"""

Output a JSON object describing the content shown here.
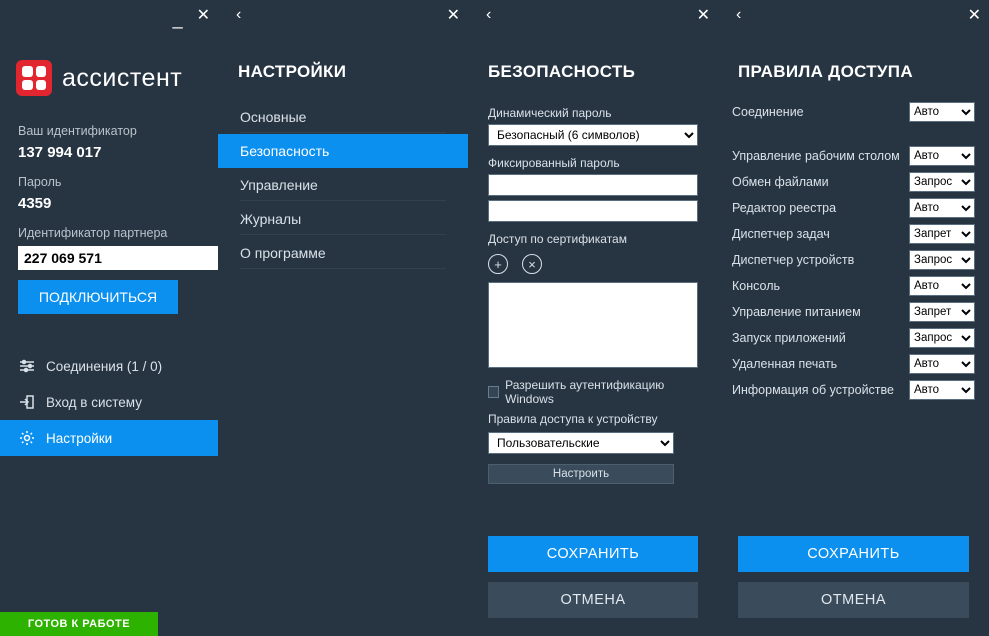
{
  "app": {
    "name": "ассистент"
  },
  "identity": {
    "id_label": "Ваш идентификатор",
    "id_value": "137 994 017",
    "password_label": "Пароль",
    "password_value": "4359",
    "partner_label": "Идентификатор партнера",
    "partner_value": "227 069 571",
    "connect_label": "ПОДКЛЮЧИТЬСЯ"
  },
  "menu": {
    "connections": "Соединения (1 / 0)",
    "login": "Вход в систему",
    "settings": "Настройки"
  },
  "status": "ГОТОВ К РАБОТЕ",
  "settings_panel": {
    "title": "НАСТРОЙКИ",
    "items": [
      "Основные",
      "Безопасность",
      "Управление",
      "Журналы",
      "О программе"
    ],
    "active_index": 1
  },
  "security_panel": {
    "title": "БЕЗОПАСНОСТЬ",
    "dyn_pw_label": "Динамический пароль",
    "dyn_pw_value": "Безопасный (6 символов)",
    "fixed_pw_label": "Фиксированный пароль",
    "fixed_pw_value1": "",
    "fixed_pw_value2": "",
    "cert_label": "Доступ по сертификатам",
    "win_auth_label": "Разрешить аутентификацию Windows",
    "rules_label": "Правила доступа к устройству",
    "rules_value": "Пользовательские",
    "configure_btn": "Настроить",
    "save": "СОХРАНИТЬ",
    "cancel": "ОТМЕНА"
  },
  "rules_panel": {
    "title": "ПРАВИЛА ДОСТУПА",
    "options": [
      "Авто",
      "Запрос",
      "Запрет"
    ],
    "rows": [
      {
        "label": "Соединение",
        "value": "Авто"
      },
      {
        "label": "Управление рабочим столом",
        "value": "Авто"
      },
      {
        "label": "Обмен файлами",
        "value": "Запрос"
      },
      {
        "label": "Редактор реестра",
        "value": "Авто"
      },
      {
        "label": "Диспетчер задач",
        "value": "Запрет"
      },
      {
        "label": "Диспетчер устройств",
        "value": "Запрос"
      },
      {
        "label": "Консоль",
        "value": "Авто"
      },
      {
        "label": "Управление питанием",
        "value": "Запрет"
      },
      {
        "label": "Запуск приложений",
        "value": "Запрос"
      },
      {
        "label": "Удаленная печать",
        "value": "Авто"
      },
      {
        "label": "Информация об устройстве",
        "value": "Авто"
      }
    ],
    "save": "СОХРАНИТЬ",
    "cancel": "ОТМЕНА"
  }
}
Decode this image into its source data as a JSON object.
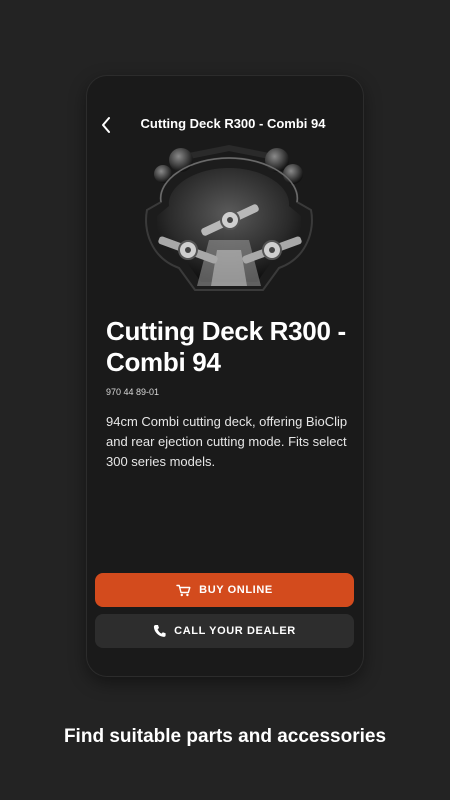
{
  "header": {
    "title": "Cutting Deck R300 - Combi 94"
  },
  "product": {
    "name": "Cutting Deck R300 - Combi 94",
    "number": "970 44 89-01",
    "description": "94cm Combi cutting deck, offering BioClip and rear ejection cutting mode. Fits select 300 series models.",
    "image_icon": "cutting-deck-image"
  },
  "actions": {
    "buy_label": "BUY ONLINE",
    "buy_icon": "cart-icon",
    "call_label": "CALL YOUR DEALER",
    "call_icon": "phone-icon"
  },
  "caption": "Find suitable parts and accessories",
  "colors": {
    "background": "#232323",
    "screen": "#1a1a1a",
    "accent": "#d34b1d",
    "secondary_button": "#2d2d2d"
  }
}
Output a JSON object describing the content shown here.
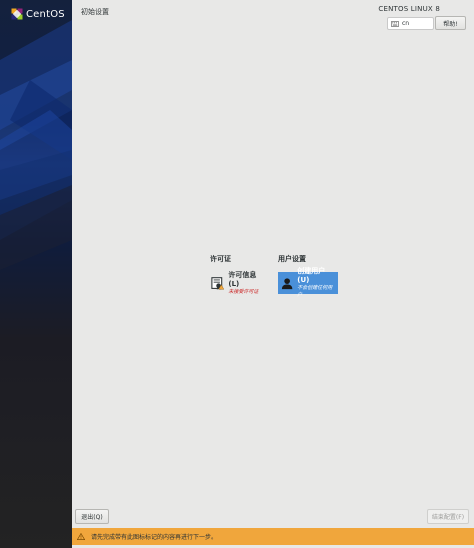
{
  "sidebar": {
    "logo_text": "CentOS"
  },
  "header": {
    "page_title": "初始设置",
    "product_name": "CENTOS LINUX 8",
    "keyboard_layout": "cn",
    "help_label": "帮助!"
  },
  "categories": [
    {
      "title": "许可证",
      "spokes": [
        {
          "name": "许可信息(L)",
          "status": "未接受许可证",
          "icon": "license-icon"
        }
      ]
    },
    {
      "title": "用户设置",
      "spokes": [
        {
          "name": "创建用户(U)",
          "status": "不会创建任何用户",
          "icon": "user-icon"
        }
      ]
    }
  ],
  "buttons": {
    "quit_label": "退出(Q)",
    "finish_label": "结束配置(F)"
  },
  "warning": {
    "message": "请先完成带有此图标标记的内容再进行下一步。",
    "icon": "warning-icon"
  },
  "colors": {
    "accent": "#4a90d9",
    "warning_bar": "#f0a63c",
    "error_text": "#c91c1c"
  }
}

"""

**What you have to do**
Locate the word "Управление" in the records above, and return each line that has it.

**Task output**
      "Управление",
        "label": "Управление рабочим столом",
        "label": "Управление питанием",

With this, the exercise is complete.